BRIAN JONES

FEBRUARY 28, 1942 - JULY 3, 1969

“We were never going to stop even if they told us to.”

                                                            -Brian Jones, The Rolling Stones

The Best of Times...

Lewis Brian Hopkin Jones was the founder and original leader of The Rolling Stones. This is not overstated nor is it contested by the remaining band members who still tour to this day. According to bass player Bill Wyman, “He formed the band. He chose the members. He named the band. He chose the music we played...he was very influential, very important.”

 

The Establishment

Rock as we know it was born out of the blues, and English musicians of the day were engrossed in the art of emulating this American medium.  Brian found Mick Jagger and Keith Richards shared this passion, and they set out together to recreate the Chicago Blues sound.
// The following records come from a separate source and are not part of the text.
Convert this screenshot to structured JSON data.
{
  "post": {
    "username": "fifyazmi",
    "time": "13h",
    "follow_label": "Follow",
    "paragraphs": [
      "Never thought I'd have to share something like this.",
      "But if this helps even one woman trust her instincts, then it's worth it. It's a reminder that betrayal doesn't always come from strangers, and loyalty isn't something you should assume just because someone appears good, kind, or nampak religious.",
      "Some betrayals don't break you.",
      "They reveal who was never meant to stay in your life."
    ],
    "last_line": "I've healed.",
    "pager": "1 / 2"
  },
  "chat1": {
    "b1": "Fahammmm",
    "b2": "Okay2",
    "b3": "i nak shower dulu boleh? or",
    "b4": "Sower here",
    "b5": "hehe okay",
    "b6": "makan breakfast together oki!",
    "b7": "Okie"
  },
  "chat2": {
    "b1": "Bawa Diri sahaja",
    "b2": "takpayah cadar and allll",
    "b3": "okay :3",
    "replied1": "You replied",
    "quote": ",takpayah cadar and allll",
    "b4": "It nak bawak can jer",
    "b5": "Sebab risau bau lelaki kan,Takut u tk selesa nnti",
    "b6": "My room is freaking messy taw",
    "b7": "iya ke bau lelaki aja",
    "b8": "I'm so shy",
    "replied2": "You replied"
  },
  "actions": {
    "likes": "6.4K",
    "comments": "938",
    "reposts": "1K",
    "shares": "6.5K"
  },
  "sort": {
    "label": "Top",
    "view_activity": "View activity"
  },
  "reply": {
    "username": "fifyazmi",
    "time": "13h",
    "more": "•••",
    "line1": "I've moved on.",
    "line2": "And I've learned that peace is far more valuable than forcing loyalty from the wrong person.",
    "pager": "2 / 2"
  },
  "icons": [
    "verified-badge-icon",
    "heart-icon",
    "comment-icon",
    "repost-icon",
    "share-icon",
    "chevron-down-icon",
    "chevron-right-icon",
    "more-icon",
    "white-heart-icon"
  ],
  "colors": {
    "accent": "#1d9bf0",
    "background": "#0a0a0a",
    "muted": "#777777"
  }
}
Enlisting sought after jazz drummer Charlie Watts and later bassman Bill Wyman, was a well orchestrated maneuver that solidified The Stones as one of the premier groups in London.  The band spent their early days learning and playing the standards of Muddy Waters, Lightnin’ Hopkins, and fellow 27 Club member, and godfather of the Blues himself Robert Johnson.  

 

The Anti-Establishment

There was already an established hierarchy of near royalty in the London Rock n’ Roll scene. The Beatles had reached a status almost unapproachable.  “More popular than Jesus” was coined by John Lennon and seemed to be an accurate description. Rock n’ Rollers, their parents, their children, and even their pets were on The Beatles’ bandwagon. The Rolling Stones had a different goal. They set out to be the opposite, the Anti-Beatles. Frequent clashes with the legal system, drug use, and a sordid reputation created a new paradigm in Rock n’ Roll. These bad boy rockers were not here to make friends, and this was evident in the tumultuous relationship of the three founding figures. Mick and Keith became a songwriting powerhouse, while Brian chose to branch out into different instruments and sounds which made The Stones stand out from other trio and quartet groups climbing the charts. He added a myriad of instruments in the studio, which gave The Rolling Stones a depth that no other bands were able to achieve at the time.  

 

And The Worst of Times...
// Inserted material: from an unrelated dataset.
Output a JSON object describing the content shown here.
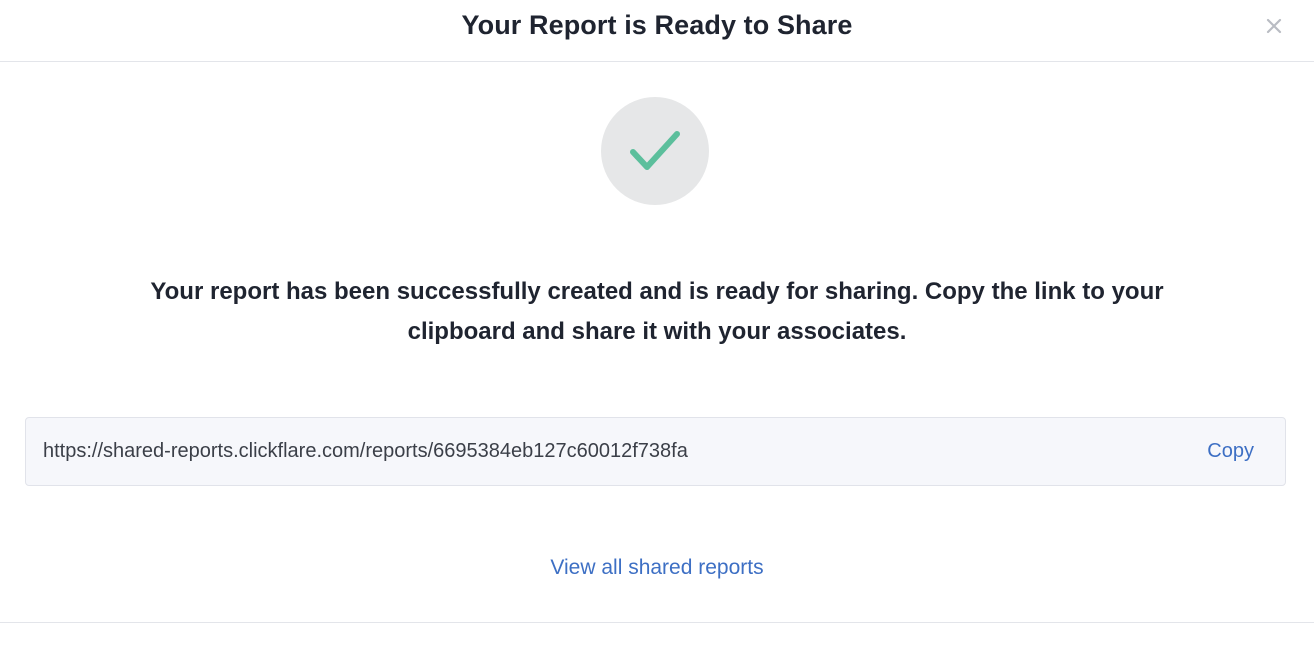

As with most of our CHIME 27 stories, Brian’s discontent with the shift in power in the band pushed him deeper into the depths of drugs and alcohol.  That combined with the interchangeable women in the picture took a heavy toll.  The Stones’ muses pivoted from band member to band member, and left a trail of inspiration and heartache in their wake. This recurring storyline led to deep mistrust and angst amongst the members, and when Brian became engrossed with fame, and despondent through his drug use, Keith And Mick decided to remove him from the line up.  Although they had amassed wealth and comfort through their first 8 years of work, it was not enough to allow Brian the contentment he desired. Under questionable circumstances, he drowned in his swimming pool just 3 weeks after being forced out of the band he had created. He was 27 years old.

THE DESIGN

Brian Jones played the guitar, but he also played the harmonica, oboe, organ, dulcimer, mellotron, recorder, sitar, marimba, saxophone, percussions, keyboard and several brass and woodwind instruments.

Cut from a discarded drum cymbal, this piece represents the front plate of a harmonica.  Although not the only instrument in Brian’s repertoire, it is symbolic of the way he breathed life into the Rolling Stones' music. He brought an undeniable richness and depth that set the Rolling Stones apart from all other Rock’n Roll bands of the day. Brian was also known for his strong sense of style and fashion. We have created a tie clip to add flare and a little edge to this conservative piece of clothing.

I invite you to take a listen to the following songs. Listen/watch for Brian’s parts. You'll notice, as we did, that Brian's unique contribution haunts each track and lingers in the subconscious, creating an intimate connection between the artist and the listener.  Once you hear and identify the part as his, you cannot unhear it.  It pulls at you during each subsequent listen.  His legacy remains long after his death.

 

Not Fade Away - Harmonica

Paint It Black - Sitar

Ruby Tuesday - Recorder

Under My Thumb - Marimba

Let's Spend the Night Together - Organ

Something Happened To Me Yesterday - Brass Section